**Work to be completed**: Each line of the records that holds the word "number" should be copied out.

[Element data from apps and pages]
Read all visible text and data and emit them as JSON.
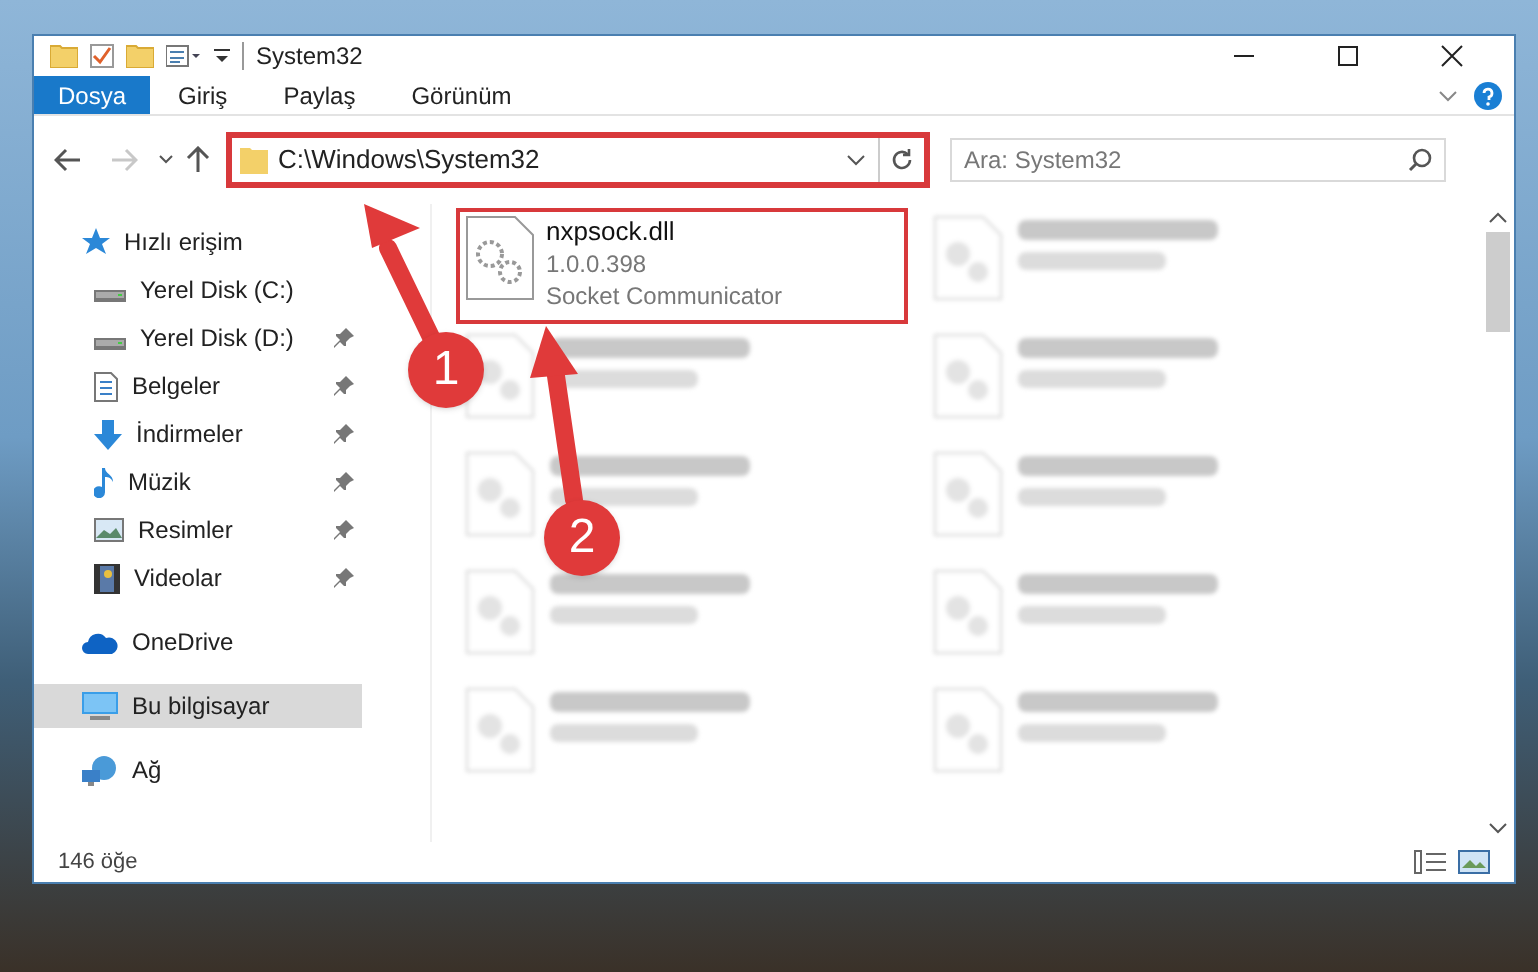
{
  "window": {
    "title": "System32"
  },
  "ribbon_tabs": [
    {
      "label": "Dosya",
      "selected": true
    },
    {
      "label": "Giriş",
      "selected": false
    },
    {
      "label": "Paylaş",
      "selected": false
    },
    {
      "label": "Görünüm",
      "selected": false
    }
  ],
  "address_bar": {
    "path": "C:\\Windows\\System32",
    "highlighted": true
  },
  "search": {
    "placeholder": "Ara: System32"
  },
  "sidebar": {
    "items": [
      {
        "label": "Hızlı erişim",
        "selected": false,
        "pinned": false,
        "children": [
          {
            "label": "Yerel Disk (C:)",
            "selected": false,
            "pinned": false
          },
          {
            "label": "Yerel Disk (D:)",
            "selected": false,
            "pinned": true
          },
          {
            "label": "Belgeler",
            "selected": false,
            "pinned": true
          },
          {
            "label": "İndirmeler",
            "selected": false,
            "pinned": true
          },
          {
            "label": "Müzik",
            "selected": false,
            "pinned": true
          },
          {
            "label": "Resimler",
            "selected": false,
            "pinned": true
          },
          {
            "label": "Videolar",
            "selected": false,
            "pinned": true
          }
        ]
      },
      {
        "label": "OneDrive",
        "selected": false,
        "pinned": false
      },
      {
        "label": "Bu bilgisayar",
        "selected": true,
        "pinned": false
      },
      {
        "label": "Ağ",
        "selected": false,
        "pinned": false
      }
    ]
  },
  "files": [
    {
      "name": "nxpsock.dll",
      "version": "1.0.0.398",
      "description": "Socket Communicator",
      "highlighted": true,
      "blurred": false
    },
    {
      "blurred": true
    },
    {
      "blurred": true
    },
    {
      "blurred": true
    },
    {
      "blurred": true
    },
    {
      "blurred": true
    },
    {
      "blurred": true
    },
    {
      "blurred": true
    },
    {
      "blurred": true
    },
    {
      "blurred": true
    }
  ],
  "status_bar": {
    "item_count": "146 öğe"
  },
  "annotations": [
    {
      "number": "1"
    },
    {
      "number": "2"
    }
  ]
}
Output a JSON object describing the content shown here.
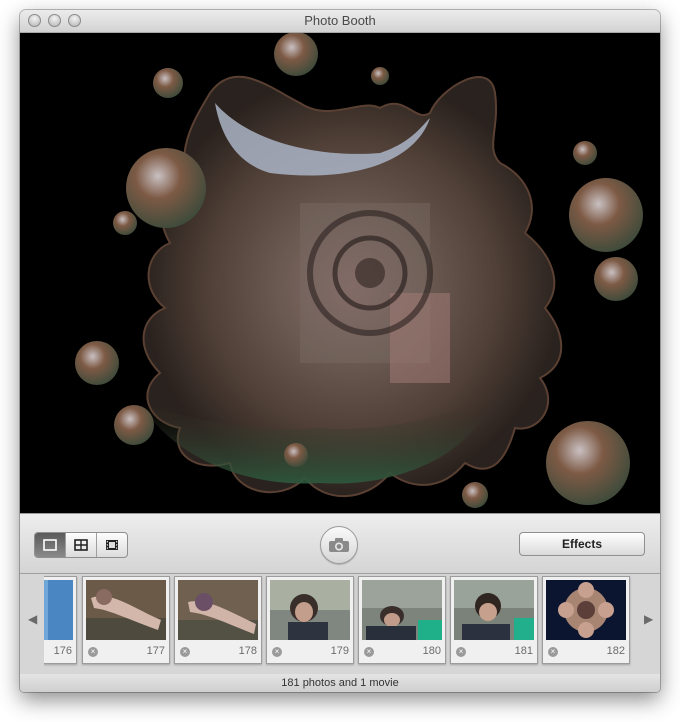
{
  "window": {
    "title": "Photo Booth"
  },
  "toolbar": {
    "view_modes": [
      "single-view",
      "grid-view",
      "movie-view"
    ],
    "effects_label": "Effects"
  },
  "thumbnails": [
    {
      "number": "176",
      "kind": "partial"
    },
    {
      "number": "177",
      "kind": "arm"
    },
    {
      "number": "178",
      "kind": "arm"
    },
    {
      "number": "179",
      "kind": "couch-person"
    },
    {
      "number": "180",
      "kind": "couch-person"
    },
    {
      "number": "181",
      "kind": "couch-person"
    },
    {
      "number": "182",
      "kind": "kaleidoscope"
    }
  ],
  "status": {
    "text": "181 photos and 1 movie"
  }
}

**Answer for this exercise**:
      "number": "1"
      "number": "2"
      "number": "176",
      "number": "177",
      "number": "178",
      "number": "179",
      "number": "180",
      "number": "181",
      "number": "182",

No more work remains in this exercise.